China media: Legislative reforms
Media in China are discussing proposed legislative reforms that aim to make it easier for citizens to sue the government, as well as reforms to the one-child policy.
The Standing Committee of the National People's Congress (NPC), China's parliament, is expected to discuss various reforms during its bi-monthly session this week from Monday to Saturday.
A proposed bill that will make it easier for citizens to take the government to court has captured the media's attention.
The bill will also ensure that hearings and the enforcement of verdicts favour citizens.
The Administrative Procedure Law, which covers such lawsuits, was enacted in 1990.
However, the reluctance of courts to accept lawsuits against the government and to pass a fair verdict has forced millions of people to resort to petitioning the higher authorities, risking detention or being sent to a labour camp.
The Beijing Youth Daily says the NPC's move is "long overdue" since few people succeed in bringing their cases to court and less than 10% of plaintiffs have won cases in the last 23 years.
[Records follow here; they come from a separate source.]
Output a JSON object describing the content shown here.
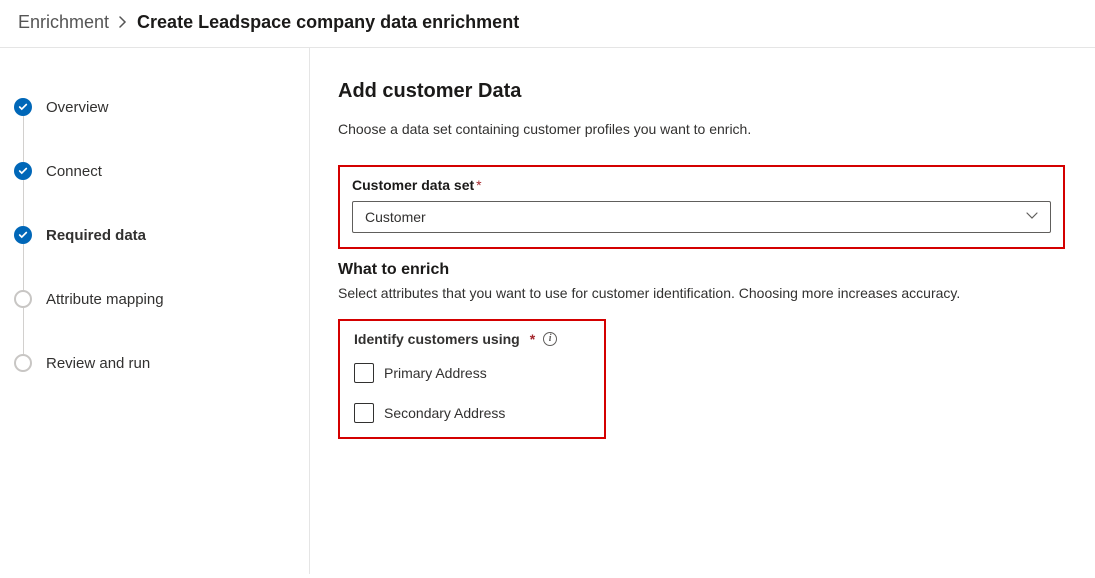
{
  "breadcrumb": {
    "parent": "Enrichment",
    "current": "Create Leadspace company data enrichment"
  },
  "steps": [
    {
      "label": "Overview",
      "state": "completed"
    },
    {
      "label": "Connect",
      "state": "completed"
    },
    {
      "label": "Required data",
      "state": "current"
    },
    {
      "label": "Attribute mapping",
      "state": "future"
    },
    {
      "label": "Review and run",
      "state": "future"
    }
  ],
  "main": {
    "title": "Add customer Data",
    "description": "Choose a data set containing customer profiles you want to enrich.",
    "dataset_label": "Customer data set",
    "dataset_value": "Customer",
    "enrich_title": "What to enrich",
    "enrich_description": "Select attributes that you want to use for customer identification. Choosing more increases accuracy.",
    "identify_label": "Identify customers using",
    "checkboxes": [
      {
        "label": "Primary Address",
        "checked": false
      },
      {
        "label": "Secondary Address",
        "checked": false
      }
    ]
  }
}
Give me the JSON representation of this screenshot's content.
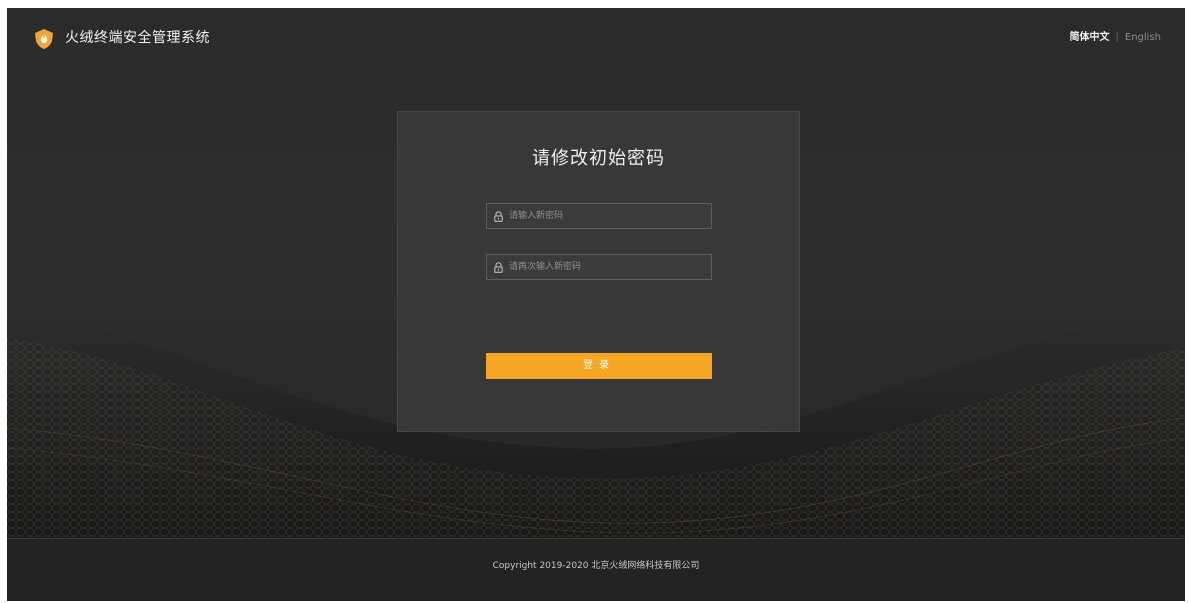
{
  "app": {
    "title": "火绒终端安全管理系统",
    "logo_icon": "flame-shield-icon"
  },
  "language": {
    "zh_label": "简体中文",
    "separator": "|",
    "en_label": "English",
    "active": "简体中文"
  },
  "form": {
    "title": "请修改初始密码",
    "new_password_placeholder": "请输入新密码",
    "confirm_password_placeholder": "请再次输入新密码",
    "new_password_value": "",
    "confirm_password_value": "",
    "field_icon": "lock-icon",
    "submit_label": "登录"
  },
  "footer": {
    "copyright": "Copyright 2019-2020 北京火绒网络科技有限公司"
  },
  "colors": {
    "accent": "#f5a623",
    "background": "#2b2b2b",
    "card": "#3a3a3a",
    "footer": "#232323"
  }
}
"The common sight of people being unable to obtain a fair trial in 'civil lawsuits against the government' has seriously harmed social justice and created a large number of social problems," notes The Beijing News.
According to the Southern Metropolis Daily, the proposed draft amendments tabled for discussion stipulate that courts must give reasons for rejecting a lawsuit, and must file a lawsuit within seven days after accepting a claim.
Meanwhile, the NPC Standing Committee will also discuss two bills proposed by the State Council, China's cabinet, on abolishing the penal labour camp system and further easing the one-child policy.
The NPC is expected to back government plans to allow couples to have two children if either parent is an only child.
Previously, a husband and wife both had to be single children to be eligible to have a second child.
The new plan is expected to roll out in some provinces of China in the first quarter of 2014.
Vaccine safety concerns
In other news, the Communist Party on Monday launched a Marxist education campaign across all sectors of society from primary schools, universities and businesses to the media and the internet to promote "core socialist values", Xinhua news agency reports.
A front-page editorial on the party's mouthpiece, the People's Daily, says the 24 values include democracy, the rule of law, social harmony, civility and patriotism. They are divided into three groups known as the "three advocates".
The party also wants more citizens to promote the spirit of Lei Feng, a communist propaganda icon from the 1960s who devoted almost all of his spare time and money to selflessly helping the needy.
The circular also calls for the national flag to be displayed and the national anthem played and sung on major occasions. It supports the development of "red" tourism in the Communist Party's former revolutionary bases.
Since a ban on feasting at public expense in restaurants was enforced, the notice says some officials are turning historic buildings, parks and other public resources into private clubs for secret feasting and entertainment.
It says senior cadres have even been engaging in "power-for-money or power-for-sex deals" in such clubs.
Despite the party's ongoing austerity drive, the Beijing Youth Daily published a photo on its front cover yesterday of a lavish multi-million dollar office building in Mentougou, a rural district of Beijing, with onion-shaped golden domes similar to the Kremlin domes in Moscow.
Meanwhile, the Oriental Morning Post, Southern Metropolis Daily and other media are calling for stricter safety checks on vaccine makers amid a public scare over the recent deaths of seven infants who were inoculated with a hepatitis B vaccine in the provinces of Guangdong, Hunan and Sichuan.
The producer of the vaccine, Shenzhen-based firm BioKangtai, insists that it complied with safety checks. However, use of the vaccine has been halted while the Health Ministry investigates the company's products and the deaths.
Many Chinese are sceptical about the government's safety assurances due to numerous cover-ups in the past such as an outbreak of the Sars virus in 2002.